Each line in the listing below that contains "catálogo" should be returned.

____________

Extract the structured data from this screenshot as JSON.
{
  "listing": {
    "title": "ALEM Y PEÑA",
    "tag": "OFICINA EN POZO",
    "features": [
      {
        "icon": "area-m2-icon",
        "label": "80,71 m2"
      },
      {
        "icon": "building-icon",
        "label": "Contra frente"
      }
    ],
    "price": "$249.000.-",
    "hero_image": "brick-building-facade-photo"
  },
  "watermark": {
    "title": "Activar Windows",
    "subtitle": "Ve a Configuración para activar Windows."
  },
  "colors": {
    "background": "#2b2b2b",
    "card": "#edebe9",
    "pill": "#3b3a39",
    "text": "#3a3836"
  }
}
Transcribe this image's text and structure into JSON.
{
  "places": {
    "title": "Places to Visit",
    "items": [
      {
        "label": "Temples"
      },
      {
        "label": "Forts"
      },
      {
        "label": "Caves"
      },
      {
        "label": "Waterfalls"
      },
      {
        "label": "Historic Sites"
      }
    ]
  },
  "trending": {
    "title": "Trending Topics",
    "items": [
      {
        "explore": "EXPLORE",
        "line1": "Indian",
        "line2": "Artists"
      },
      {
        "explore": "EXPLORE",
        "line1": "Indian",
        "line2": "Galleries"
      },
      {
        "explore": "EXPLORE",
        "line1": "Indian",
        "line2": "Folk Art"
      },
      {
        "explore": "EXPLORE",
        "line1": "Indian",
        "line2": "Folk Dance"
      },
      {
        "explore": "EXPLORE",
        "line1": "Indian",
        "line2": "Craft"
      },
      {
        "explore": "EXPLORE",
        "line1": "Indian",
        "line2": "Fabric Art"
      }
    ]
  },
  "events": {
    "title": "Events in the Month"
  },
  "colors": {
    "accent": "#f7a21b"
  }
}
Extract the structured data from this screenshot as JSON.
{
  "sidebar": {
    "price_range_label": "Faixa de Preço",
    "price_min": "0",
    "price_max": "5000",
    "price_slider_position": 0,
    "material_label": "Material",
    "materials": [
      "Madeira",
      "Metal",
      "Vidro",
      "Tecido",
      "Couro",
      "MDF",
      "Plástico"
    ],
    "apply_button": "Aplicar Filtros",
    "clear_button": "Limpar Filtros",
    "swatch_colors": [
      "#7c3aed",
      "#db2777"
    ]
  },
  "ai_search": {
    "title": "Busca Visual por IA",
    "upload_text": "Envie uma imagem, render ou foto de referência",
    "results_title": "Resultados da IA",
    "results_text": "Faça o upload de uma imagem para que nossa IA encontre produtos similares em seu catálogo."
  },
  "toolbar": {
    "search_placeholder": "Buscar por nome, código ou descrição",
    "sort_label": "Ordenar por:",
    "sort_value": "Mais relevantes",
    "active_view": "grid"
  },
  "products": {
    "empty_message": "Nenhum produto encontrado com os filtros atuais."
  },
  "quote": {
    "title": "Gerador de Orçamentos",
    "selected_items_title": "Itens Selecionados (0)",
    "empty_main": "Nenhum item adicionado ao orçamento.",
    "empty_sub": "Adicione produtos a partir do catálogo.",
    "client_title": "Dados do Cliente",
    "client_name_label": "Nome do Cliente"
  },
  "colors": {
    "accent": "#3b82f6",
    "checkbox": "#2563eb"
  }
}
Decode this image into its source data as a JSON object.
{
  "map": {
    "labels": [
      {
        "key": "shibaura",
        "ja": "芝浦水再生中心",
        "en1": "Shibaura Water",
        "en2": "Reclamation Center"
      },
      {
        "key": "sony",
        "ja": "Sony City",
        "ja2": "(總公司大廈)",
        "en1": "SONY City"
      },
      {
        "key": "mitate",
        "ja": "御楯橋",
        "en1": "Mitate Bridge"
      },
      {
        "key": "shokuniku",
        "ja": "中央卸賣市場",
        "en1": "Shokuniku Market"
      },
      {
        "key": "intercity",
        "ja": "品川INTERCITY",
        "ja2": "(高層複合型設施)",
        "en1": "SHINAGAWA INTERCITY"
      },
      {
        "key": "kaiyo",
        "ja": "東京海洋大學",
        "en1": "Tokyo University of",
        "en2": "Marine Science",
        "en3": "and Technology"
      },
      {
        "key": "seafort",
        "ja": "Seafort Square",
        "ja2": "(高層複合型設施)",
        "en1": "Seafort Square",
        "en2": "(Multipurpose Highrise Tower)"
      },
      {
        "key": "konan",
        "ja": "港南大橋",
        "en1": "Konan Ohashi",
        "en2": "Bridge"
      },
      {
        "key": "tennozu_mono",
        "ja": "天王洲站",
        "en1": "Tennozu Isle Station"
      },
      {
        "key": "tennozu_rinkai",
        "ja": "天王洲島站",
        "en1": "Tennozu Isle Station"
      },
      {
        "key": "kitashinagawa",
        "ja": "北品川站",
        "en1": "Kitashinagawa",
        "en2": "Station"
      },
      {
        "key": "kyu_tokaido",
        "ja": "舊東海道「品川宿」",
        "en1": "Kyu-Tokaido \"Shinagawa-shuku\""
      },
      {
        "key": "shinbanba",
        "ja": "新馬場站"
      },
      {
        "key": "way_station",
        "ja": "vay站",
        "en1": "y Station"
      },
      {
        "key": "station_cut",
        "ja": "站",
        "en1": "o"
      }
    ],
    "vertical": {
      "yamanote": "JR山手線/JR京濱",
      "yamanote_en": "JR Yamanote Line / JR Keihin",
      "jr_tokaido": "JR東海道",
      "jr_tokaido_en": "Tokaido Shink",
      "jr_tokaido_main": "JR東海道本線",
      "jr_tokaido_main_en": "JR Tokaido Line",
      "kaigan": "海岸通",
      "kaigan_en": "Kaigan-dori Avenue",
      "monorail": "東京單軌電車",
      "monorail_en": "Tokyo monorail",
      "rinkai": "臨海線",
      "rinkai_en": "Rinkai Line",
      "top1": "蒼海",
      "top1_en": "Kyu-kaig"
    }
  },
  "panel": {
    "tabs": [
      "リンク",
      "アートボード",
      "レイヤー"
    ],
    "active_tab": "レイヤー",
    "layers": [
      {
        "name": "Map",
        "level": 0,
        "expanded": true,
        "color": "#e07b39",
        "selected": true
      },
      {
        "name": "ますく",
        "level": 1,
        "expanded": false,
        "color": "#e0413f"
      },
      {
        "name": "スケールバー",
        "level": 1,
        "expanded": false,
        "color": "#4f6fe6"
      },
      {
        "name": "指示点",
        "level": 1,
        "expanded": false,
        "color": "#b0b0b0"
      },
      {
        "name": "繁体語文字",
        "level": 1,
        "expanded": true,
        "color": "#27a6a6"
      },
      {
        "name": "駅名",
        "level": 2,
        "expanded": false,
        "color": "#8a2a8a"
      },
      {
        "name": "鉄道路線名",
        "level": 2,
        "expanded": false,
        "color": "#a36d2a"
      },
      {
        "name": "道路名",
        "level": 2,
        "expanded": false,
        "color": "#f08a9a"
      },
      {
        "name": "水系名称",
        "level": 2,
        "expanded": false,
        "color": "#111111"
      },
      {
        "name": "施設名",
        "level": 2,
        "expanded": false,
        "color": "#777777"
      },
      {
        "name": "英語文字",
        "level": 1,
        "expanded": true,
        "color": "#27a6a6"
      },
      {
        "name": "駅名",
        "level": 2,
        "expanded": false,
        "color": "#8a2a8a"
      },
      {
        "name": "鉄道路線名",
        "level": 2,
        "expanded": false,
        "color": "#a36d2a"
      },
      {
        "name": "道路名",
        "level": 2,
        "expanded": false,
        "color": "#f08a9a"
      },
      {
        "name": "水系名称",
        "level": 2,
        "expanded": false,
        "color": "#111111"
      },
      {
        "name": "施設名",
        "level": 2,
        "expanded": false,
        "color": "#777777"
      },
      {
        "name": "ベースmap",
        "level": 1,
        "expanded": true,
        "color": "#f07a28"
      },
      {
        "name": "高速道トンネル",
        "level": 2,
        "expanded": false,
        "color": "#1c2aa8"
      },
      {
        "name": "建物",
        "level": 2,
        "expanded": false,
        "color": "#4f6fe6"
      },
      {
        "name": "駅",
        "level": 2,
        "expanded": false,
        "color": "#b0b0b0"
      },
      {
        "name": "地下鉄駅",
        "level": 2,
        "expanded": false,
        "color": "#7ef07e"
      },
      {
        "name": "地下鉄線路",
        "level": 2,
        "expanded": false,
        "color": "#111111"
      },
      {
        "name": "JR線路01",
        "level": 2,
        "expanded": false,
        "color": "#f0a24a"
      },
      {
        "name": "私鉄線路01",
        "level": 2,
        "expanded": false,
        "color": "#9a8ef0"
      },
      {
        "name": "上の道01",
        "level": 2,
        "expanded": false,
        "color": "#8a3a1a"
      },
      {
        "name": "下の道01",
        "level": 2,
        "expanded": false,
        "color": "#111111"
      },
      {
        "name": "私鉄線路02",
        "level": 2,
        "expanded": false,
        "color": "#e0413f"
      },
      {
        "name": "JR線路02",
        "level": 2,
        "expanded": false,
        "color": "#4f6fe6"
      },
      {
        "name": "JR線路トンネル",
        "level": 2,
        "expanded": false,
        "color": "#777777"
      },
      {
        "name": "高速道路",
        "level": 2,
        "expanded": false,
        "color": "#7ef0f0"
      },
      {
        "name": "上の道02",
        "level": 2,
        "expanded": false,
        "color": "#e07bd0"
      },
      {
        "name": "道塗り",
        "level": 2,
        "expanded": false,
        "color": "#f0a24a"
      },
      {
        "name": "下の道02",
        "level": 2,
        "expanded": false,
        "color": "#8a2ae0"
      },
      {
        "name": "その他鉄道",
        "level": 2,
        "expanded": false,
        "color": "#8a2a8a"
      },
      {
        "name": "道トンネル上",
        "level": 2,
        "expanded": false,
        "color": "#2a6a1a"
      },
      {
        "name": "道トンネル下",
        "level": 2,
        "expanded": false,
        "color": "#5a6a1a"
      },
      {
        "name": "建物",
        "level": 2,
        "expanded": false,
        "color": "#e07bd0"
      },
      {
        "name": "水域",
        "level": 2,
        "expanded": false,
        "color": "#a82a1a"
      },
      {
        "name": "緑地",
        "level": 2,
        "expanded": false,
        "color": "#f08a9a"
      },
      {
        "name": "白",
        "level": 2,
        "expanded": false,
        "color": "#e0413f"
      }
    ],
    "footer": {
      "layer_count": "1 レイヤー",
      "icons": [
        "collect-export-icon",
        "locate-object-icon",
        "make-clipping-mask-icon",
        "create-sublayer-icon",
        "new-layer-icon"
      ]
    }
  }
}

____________

**REPLY TO THE TASK:**
    "results_text": "Faça o upload de uma imagem para que nossa IA encontre produtos similares em seu catálogo."
    "empty_sub": "Adicione produtos a partir do catálogo.",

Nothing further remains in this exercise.